In this presentation, he offered a graph which shows baristas being paid less than virtually any occupation – his figures suggest an average of around £15,000, sometimes for people who are among the best in the world at what they do. His proposition is that the reason that café-bars cannot pay baristas decent wages, or set up any plan of a detailed career path for them, is because of the same kind of blinkered thinking.
“This makes baristas angry. If we presume that staff costs are 25-30 per cent of turnover, and if there’s not enough money in the pot to pay your people well, then you either aren’t selling enough coffee, or your coffee is too cheap.”
This, said Hoffmann, is the café-owner’s problem, nobody else’s, and it is a matter which is handled badly. Remember, he said, the café owner sets the prices – and yet, a lot of people open café businesses and simply set their charges in relation to their competitors, or in relation to Starbucks… this is a doomed strategy, because Starbucks, for reasons of scale, works on a totally different cost model.
“So,” said Hoffmann, “the prices we charge for the coffee we are putting out do not correlate to the effort we’re putting in. However, I have yet to see an example of a coffee shop putting its prices up, being transparent about why, telling the customers ‘we’d like to be around to still be giving you this great service next year!’, and having customers walk away.”
There is a huge opportunity for more imaginative vision on the part of café owners, said Hoffmann. There must be greater appreciation of operational realities, and greater appreciation of the treatment of staff.
“Job satisfaction comes from being part of a strong vision,” said Hoffmann. “Vision is the item we don’t make enough of in this business, and we don’t talk about. Cafes rarely have it, beyond hoping to survive next year.

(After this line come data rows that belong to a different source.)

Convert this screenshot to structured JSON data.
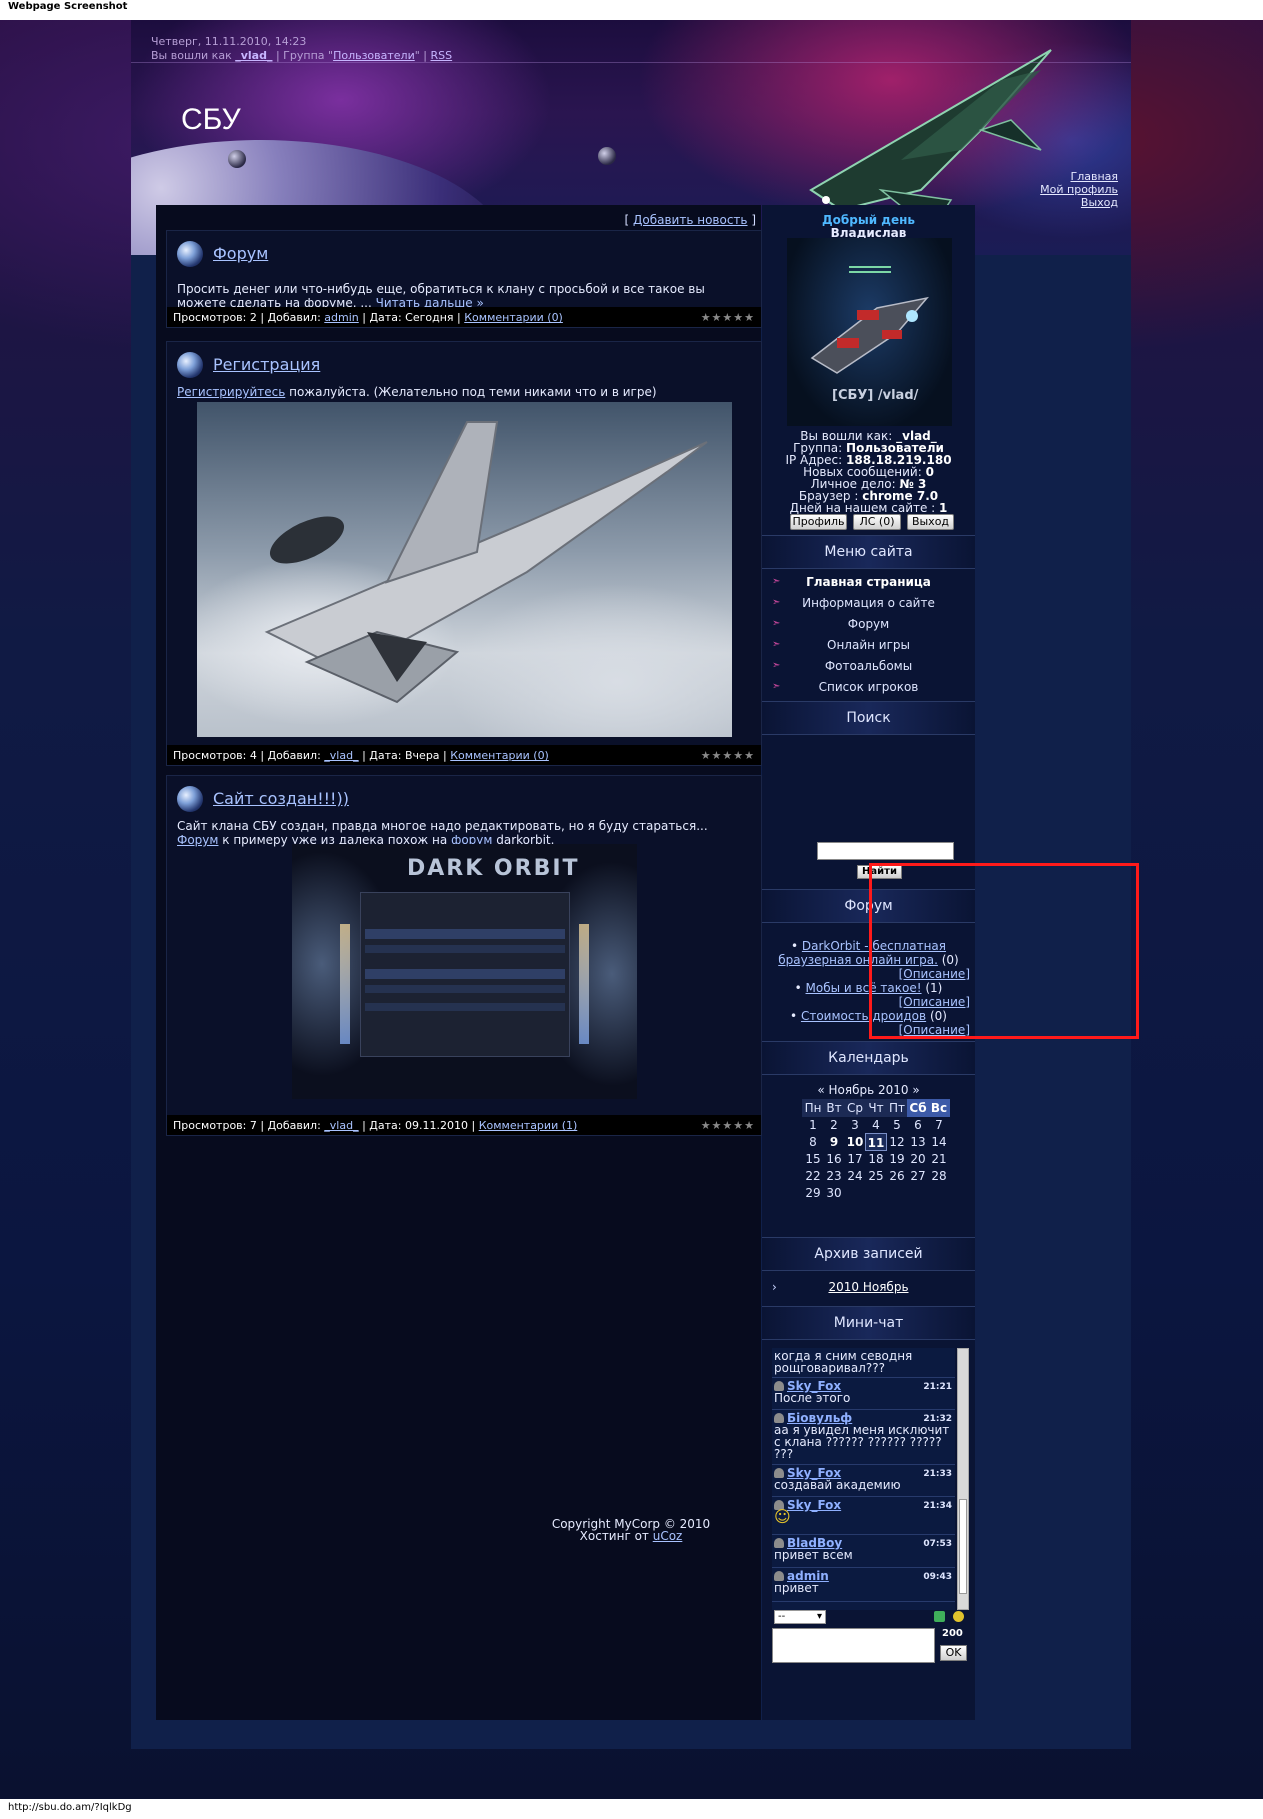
{
  "screenshot_caption": "Webpage Screenshot",
  "status_url": "http://sbu.do.am/?IqlkDg",
  "header": {
    "date": "Четверг, 11.11.2010, 14:23",
    "logged_prefix": "Вы вошли как",
    "user": "_vlad_",
    "group_prefix": "| Группа \"",
    "group": "Пользователи",
    "group_suffix": "\" |",
    "rss": "RSS",
    "site_name": "СБУ",
    "nav": [
      "Главная",
      "Мой профиль",
      "Выход"
    ]
  },
  "add_news": {
    "open": "[",
    "label": "Добавить новость",
    "close": "]"
  },
  "posts": [
    {
      "title": "Форум",
      "text": "Просить денег или что-нибудь еще, обратиться к клану с просьбой и все такое  вы можете сделать на форуме. ...",
      "read_more": "Читать дальше »",
      "footer": {
        "views_label": "Просмотров:",
        "views": "2",
        "added_label": "| Добавил:",
        "author": "admin",
        "date_label": "| Дата:",
        "date": "Сегодня",
        "comments": "Комментарии (0)"
      }
    },
    {
      "title": "Регистрация",
      "text_link": "Регистрируйтесь",
      "text": " пожалуйста. (Желательно под теми никами что и в игре)",
      "footer": {
        "views_label": "Просмотров:",
        "views": "4",
        "added_label": "| Добавил:",
        "author": "_vlad_",
        "date_label": "| Дата:",
        "date": "Вчера",
        "comments": "Комментарии (0)"
      }
    },
    {
      "title": "Сайт создан!!!))",
      "text_a": "Сайт клана СБУ создан, правда многое надо редактировать, но я буду стараться... ",
      "link_a": "Форум",
      "text_b": " к примеру уже из далека похож на ",
      "link_b": "форум",
      "text_c": " darkorbit.",
      "image_logo": "DARK ORBIT",
      "footer": {
        "views_label": "Просмотров:",
        "views": "7",
        "added_label": "| Добавил:",
        "author": "_vlad_",
        "date_label": "| Дата:",
        "date": "09.11.2010",
        "comments": "Комментарии (1)"
      }
    }
  ],
  "stars": "★★★★★",
  "user_panel": {
    "greeting": "Добрый день",
    "name": "Владислав",
    "avatar_tag": "[СБУ] /vlad/",
    "rows": [
      {
        "label": "Вы вошли как:",
        "value": "_vlad_"
      },
      {
        "label": "Группа:",
        "value": "Пользователи"
      },
      {
        "label": "IP Адрес:",
        "value": "188.18.219.180"
      },
      {
        "label": "Новых сообщений:",
        "value": "0"
      },
      {
        "label": "Личное дело:",
        "value": "№ 3"
      },
      {
        "label": "Браузер :",
        "value": "chrome 7.0"
      },
      {
        "label": "Дней на нашем сайте :",
        "value": "1"
      }
    ],
    "buttons": [
      "Профиль",
      "ЛС (0)",
      "Выход"
    ]
  },
  "menu": {
    "title": "Меню сайта",
    "items": [
      "Главная страница",
      "Информация о сайте",
      "Форум",
      "Онлайн игры",
      "Фотоальбомы",
      "Список игроков"
    ]
  },
  "search": {
    "title": "Поиск",
    "button": "Найти"
  },
  "forum": {
    "title": "Форум",
    "items": [
      {
        "line1": "DarkOrbit - бесплатная",
        "line2": "браузерная онлайн игра.",
        "count": "(0)",
        "descr": "[Описание]"
      },
      {
        "line1": "Мобы и всё такое!",
        "count": "(1)",
        "descr": "[Описание]"
      },
      {
        "line1": "Стоимость дроидов",
        "count": "(0)",
        "descr": "[Описание]"
      }
    ]
  },
  "calendar": {
    "title": "Календарь",
    "prev": "«",
    "month": "Ноябрь 2010",
    "next": "»",
    "days": [
      "Пн",
      "Вт",
      "Ср",
      "Чт",
      "Пт",
      "Сб",
      "Вс"
    ],
    "weeks": [
      [
        "1",
        "2",
        "3",
        "4",
        "5",
        "6",
        "7"
      ],
      [
        "8",
        "9",
        "10",
        "11",
        "12",
        "13",
        "14"
      ],
      [
        "15",
        "16",
        "17",
        "18",
        "19",
        "20",
        "21"
      ],
      [
        "22",
        "23",
        "24",
        "25",
        "26",
        "27",
        "28"
      ],
      [
        "29",
        "30",
        "",
        "",
        "",
        "",
        ""
      ]
    ],
    "bold": [
      "9",
      "10",
      "11"
    ],
    "today": "11"
  },
  "archive": {
    "title": "Архив записей",
    "bullet": "›",
    "item": "2010 Ноябрь"
  },
  "chat": {
    "title": "Мини-чат",
    "messages": [
      {
        "user": "",
        "time": "",
        "text": "когда я сним севодня рощговаривал???"
      },
      {
        "user": "Sky_Fox",
        "time": "21:21",
        "text": "После этого"
      },
      {
        "user": "Біовульф",
        "time": "21:32",
        "text": "аа я увидел меня исключит с клана ?????? ?????? ????? ???"
      },
      {
        "user": "Sky_Fox",
        "time": "21:33",
        "text": "создавай академию"
      },
      {
        "user": "Sky_Fox",
        "time": "21:34",
        "text": "☺"
      },
      {
        "user": "BladBoy",
        "time": "07:53",
        "text": "привет всем"
      },
      {
        "user": "admin",
        "time": "09:43",
        "text": "привет"
      }
    ],
    "select_value": "--",
    "count": "200",
    "ok": "OK"
  },
  "footer": {
    "copyright": "Copyright MyCorp © 2010",
    "hosting_prefix": "Хостинг от ",
    "hosting_link": "uCoz"
  }
}
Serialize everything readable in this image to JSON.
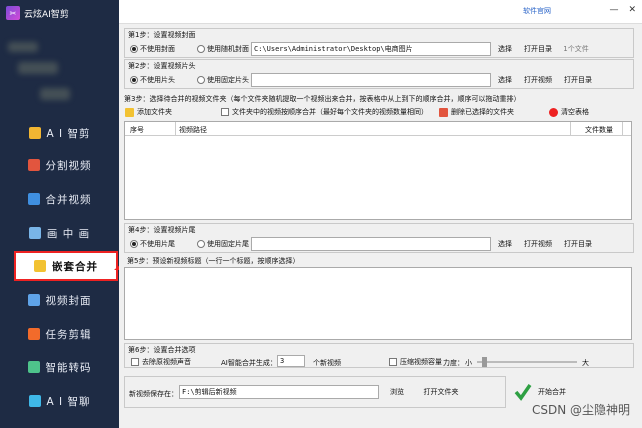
{
  "app": {
    "title": "云炫AI智剪",
    "logo_char": "✂"
  },
  "sidebar": {
    "items": [
      {
        "label": "A I 智剪",
        "icon": "ai-cut-icon",
        "color": "#f2b632"
      },
      {
        "label": "分割视频",
        "icon": "split-video-icon",
        "color": "#e2553e"
      },
      {
        "label": "合并视频",
        "icon": "merge-video-icon",
        "color": "#3f8fe0"
      },
      {
        "label": "画 中 画",
        "icon": "picture-in-picture-icon",
        "color": "#79b5e8"
      },
      {
        "label": "嵌套合并",
        "icon": "nested-merge-icon",
        "color": "#f2c232",
        "active": true
      },
      {
        "label": "视频封面",
        "icon": "video-cover-icon",
        "color": "#5fa3e8"
      },
      {
        "label": "任务剪辑",
        "icon": "task-edit-icon",
        "color": "#f26b2b"
      },
      {
        "label": "智能转码",
        "icon": "smart-transcode-icon",
        "color": "#4ec38b"
      },
      {
        "label": "A I 智聊",
        "icon": "ai-chat-icon",
        "color": "#3fb8e8"
      }
    ]
  },
  "topbar": {
    "website_link": "软件官网",
    "minimize": "—",
    "close": "✕"
  },
  "step1": {
    "title": "第1步：设置视频封面",
    "radio_none": "不使用封面",
    "radio_random": "使用随机封面",
    "path": "C:\\Users\\Administrator\\Desktop\\电商图片",
    "select": "选择",
    "open_dir": "打开目录",
    "count": "1个文件"
  },
  "step2": {
    "title": "第2步：设置视频片头",
    "radio_none": "不使用片头",
    "radio_fixed": "使用固定片头",
    "path": "",
    "select": "选择",
    "open_video": "打开视频",
    "open_dir": "打开目录"
  },
  "step3": {
    "title": "第3步：选择待合并的视频文件夹（每个文件夹随机提取一个视频出来合并，按表格中从上到下的顺序合并，顺序可以拖动重排）",
    "add_folder": "添加文件夹",
    "sequential_merge": "文件夹中的视频按顺序合并（最好每个文件夹的视频数量相同）",
    "delete_selected": "删除已选择的文件夹",
    "clear_table": "清空表格",
    "columns": [
      "序号",
      "视频路径",
      "文件数量"
    ]
  },
  "step4": {
    "title": "第4步：设置视频片尾",
    "radio_none": "不使用片尾",
    "radio_fixed": "使用固定片尾",
    "path": "",
    "select": "选择",
    "open_video": "打开视频",
    "open_dir": "打开目录"
  },
  "step5": {
    "title": "第5步：预设新视频标题（一行一个标题，按顺序选择）"
  },
  "step6": {
    "title": "第6步：设置合并选项",
    "remove_audio": "去除原视频声音",
    "ai_generate_label": "AI智能合并生成：",
    "ai_generate_value": "3",
    "ai_generate_unit": "个新视频",
    "compress": "压缩视频容量",
    "strength_label": "力度：",
    "strength_small": "小",
    "strength_large": "大",
    "strength_level": 0.05
  },
  "save": {
    "label": "新视频保存在：",
    "path": "F:\\剪辑后新视频",
    "browse": "浏览",
    "open_folder": "打开文件夹",
    "start": "开始合并"
  },
  "watermark": "CSDN @尘隐神明"
}
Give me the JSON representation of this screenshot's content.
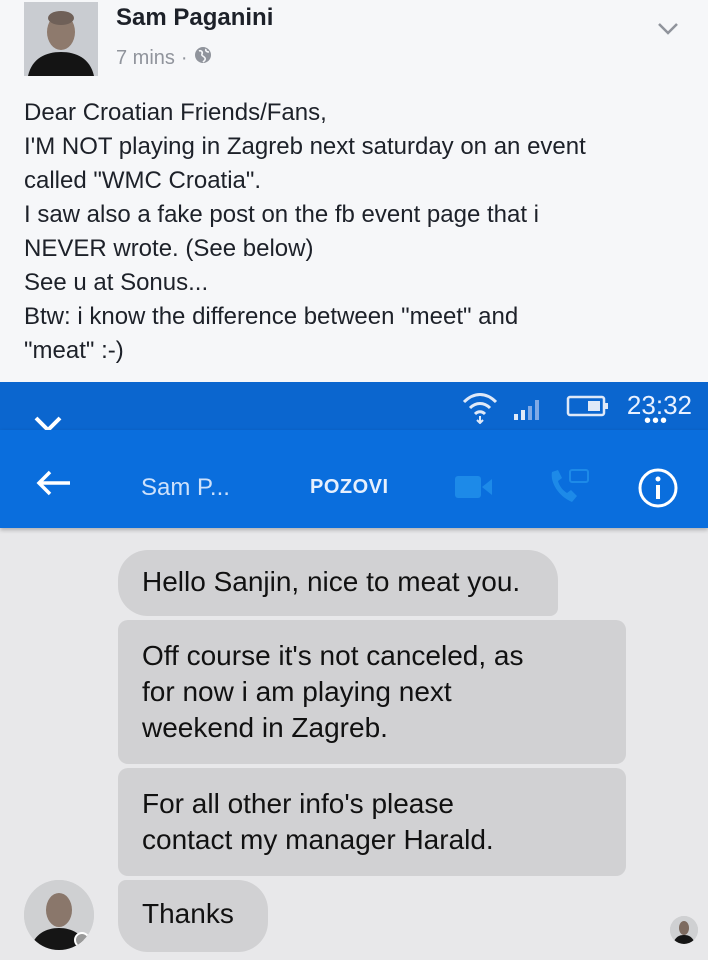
{
  "post": {
    "author": "Sam Paganini",
    "time": "7 mins",
    "separator": "·",
    "privacy_icon": "globe-icon",
    "menu_icon": "chevron-down-icon",
    "lines": [
      "Dear Croatian Friends/Fans,",
      "I'M NOT playing in Zagreb next saturday on an event",
      "called \"WMC Croatia\".",
      "I saw also a fake post on the fb event page that i",
      "NEVER wrote. (See below)",
      "See u at Sonus...",
      "Btw: i know the difference between \"meet\" and",
      "\"meat\" :-)"
    ]
  },
  "screenshot": {
    "status_time": "23:32",
    "overflow_dots": "•••",
    "chat_name": "Sam P...",
    "call_label": "POZOVI",
    "colors": {
      "statusbar": "#0b66cf",
      "toolbar": "#0a6edd",
      "bubble": "#d1d1d3"
    },
    "messages": [
      {
        "lines": [
          "Hello Sanjin, nice to meat you."
        ]
      },
      {
        "lines": [
          "Off course it's not canceled, as",
          "for now i am playing next",
          "weekend in Zagreb."
        ]
      },
      {
        "lines": [
          "For all other info's please",
          "contact my manager Harald."
        ]
      },
      {
        "lines": [
          "Thanks"
        ]
      }
    ]
  }
}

“But there is huge room for better vision around the idea of a cafe’s place in the community.”
Links to both of these talks are available from www.jimseven.com